**PROBLEM**. Only lines containing "Windows" are wanted from the data below. Copy those lines.

**INFORMATION SUPPLIED**.
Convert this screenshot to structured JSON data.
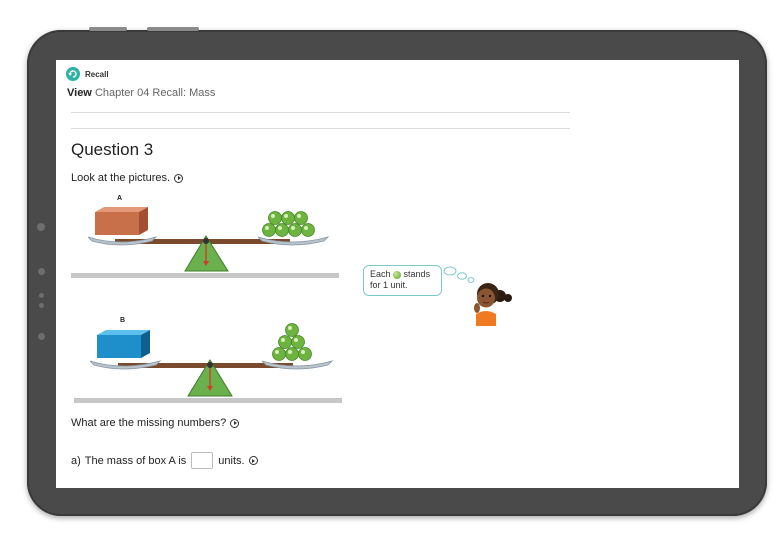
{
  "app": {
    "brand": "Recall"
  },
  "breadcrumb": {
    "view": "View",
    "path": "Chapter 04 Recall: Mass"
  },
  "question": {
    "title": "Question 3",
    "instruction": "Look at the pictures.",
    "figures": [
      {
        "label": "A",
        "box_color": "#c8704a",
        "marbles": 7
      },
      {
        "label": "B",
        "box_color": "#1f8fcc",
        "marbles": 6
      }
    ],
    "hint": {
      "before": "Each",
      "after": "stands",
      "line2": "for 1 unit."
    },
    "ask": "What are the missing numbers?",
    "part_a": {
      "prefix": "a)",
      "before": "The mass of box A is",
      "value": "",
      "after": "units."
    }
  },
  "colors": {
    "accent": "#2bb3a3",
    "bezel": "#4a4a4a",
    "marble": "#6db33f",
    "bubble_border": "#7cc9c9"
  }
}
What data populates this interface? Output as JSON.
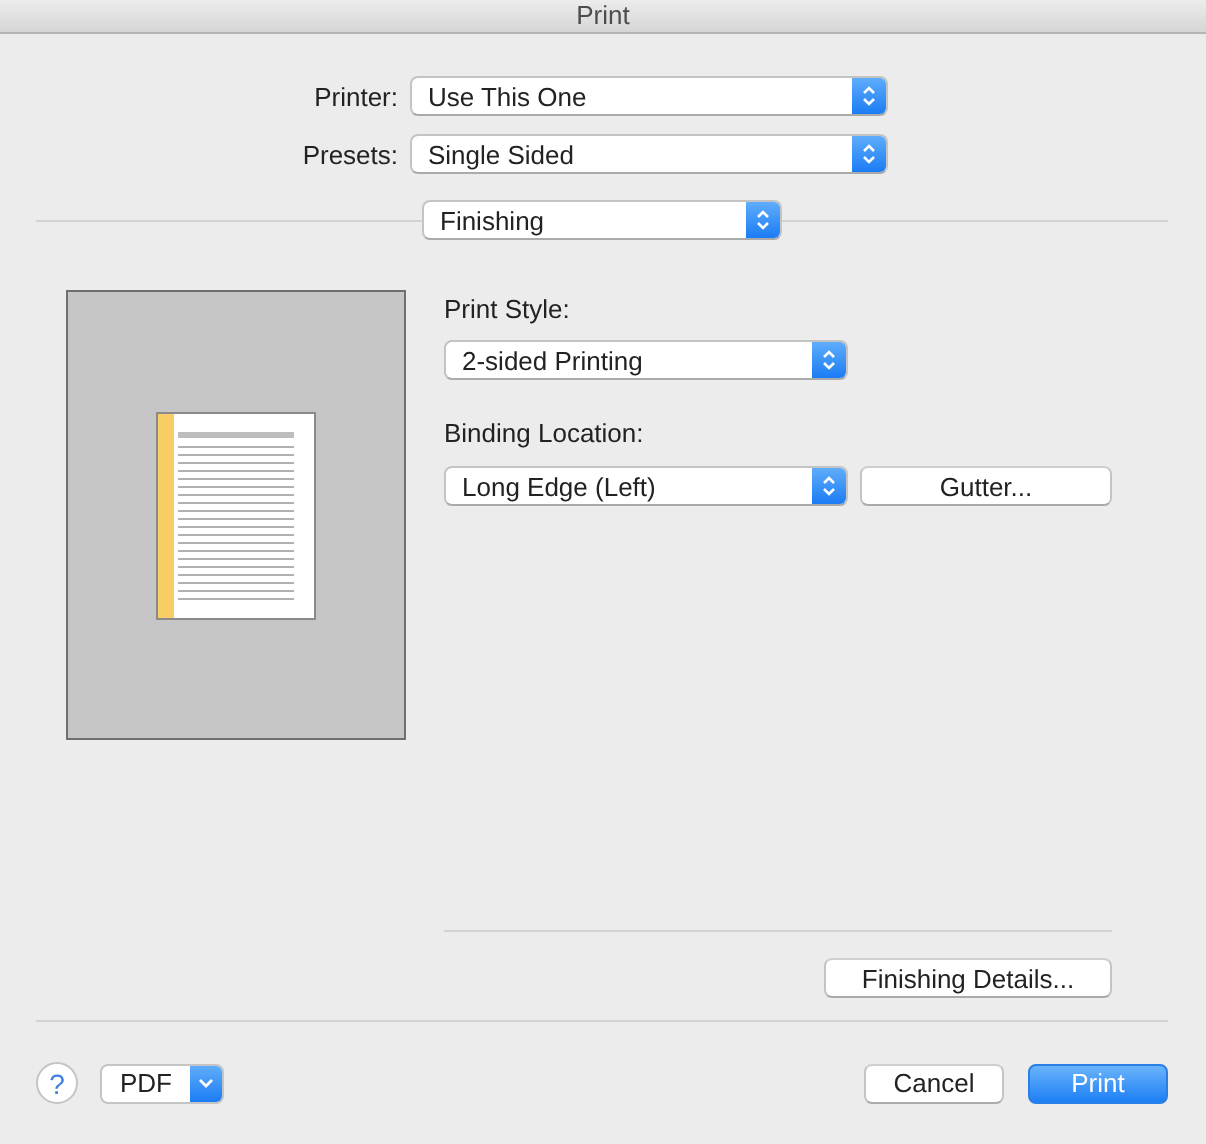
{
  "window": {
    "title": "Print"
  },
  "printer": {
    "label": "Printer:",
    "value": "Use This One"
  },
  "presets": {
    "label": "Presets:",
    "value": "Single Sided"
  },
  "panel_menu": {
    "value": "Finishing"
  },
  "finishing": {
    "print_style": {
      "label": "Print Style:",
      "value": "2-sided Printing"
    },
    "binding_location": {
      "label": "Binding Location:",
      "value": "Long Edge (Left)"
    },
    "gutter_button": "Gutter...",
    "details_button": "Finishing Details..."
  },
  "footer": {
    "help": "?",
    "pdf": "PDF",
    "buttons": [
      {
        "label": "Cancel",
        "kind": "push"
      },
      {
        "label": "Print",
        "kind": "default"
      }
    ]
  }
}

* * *

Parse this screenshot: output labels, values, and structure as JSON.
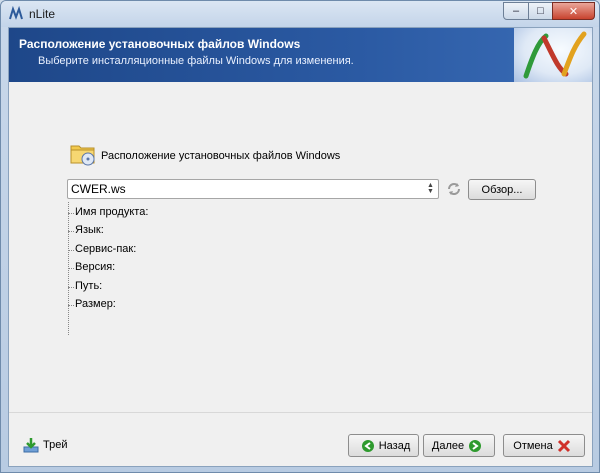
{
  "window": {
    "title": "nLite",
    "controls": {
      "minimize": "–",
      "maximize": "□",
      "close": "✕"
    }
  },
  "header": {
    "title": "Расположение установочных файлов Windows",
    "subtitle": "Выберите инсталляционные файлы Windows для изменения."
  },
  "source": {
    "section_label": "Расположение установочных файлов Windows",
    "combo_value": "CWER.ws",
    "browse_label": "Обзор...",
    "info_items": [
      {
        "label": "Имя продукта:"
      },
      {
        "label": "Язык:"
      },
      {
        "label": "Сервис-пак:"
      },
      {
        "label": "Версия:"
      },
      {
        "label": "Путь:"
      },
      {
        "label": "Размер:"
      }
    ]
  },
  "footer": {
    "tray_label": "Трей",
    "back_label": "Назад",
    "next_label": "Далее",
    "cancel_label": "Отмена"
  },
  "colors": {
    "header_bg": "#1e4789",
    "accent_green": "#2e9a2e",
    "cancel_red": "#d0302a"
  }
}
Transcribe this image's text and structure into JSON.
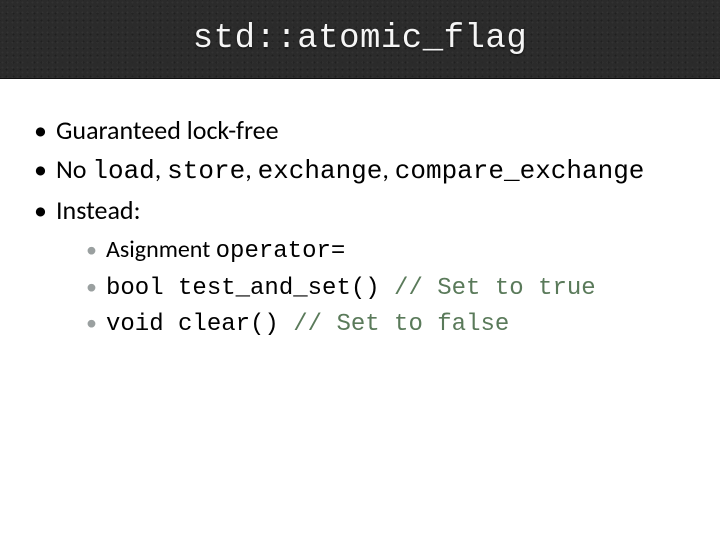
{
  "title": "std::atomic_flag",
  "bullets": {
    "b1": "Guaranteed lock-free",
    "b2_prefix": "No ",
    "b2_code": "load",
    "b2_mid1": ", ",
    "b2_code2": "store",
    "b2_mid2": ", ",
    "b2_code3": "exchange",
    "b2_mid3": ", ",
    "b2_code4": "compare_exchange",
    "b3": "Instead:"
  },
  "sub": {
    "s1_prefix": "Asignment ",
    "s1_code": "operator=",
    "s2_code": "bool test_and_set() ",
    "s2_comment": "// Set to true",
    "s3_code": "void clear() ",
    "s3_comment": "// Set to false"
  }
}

**EXERCISE RESPONSE**.
    "title": "Расположение установочных файлов Windows",
    "subtitle": "Выберите инсталляционные файлы Windows для изменения."
    "section_label": "Расположение установочных файлов Windows",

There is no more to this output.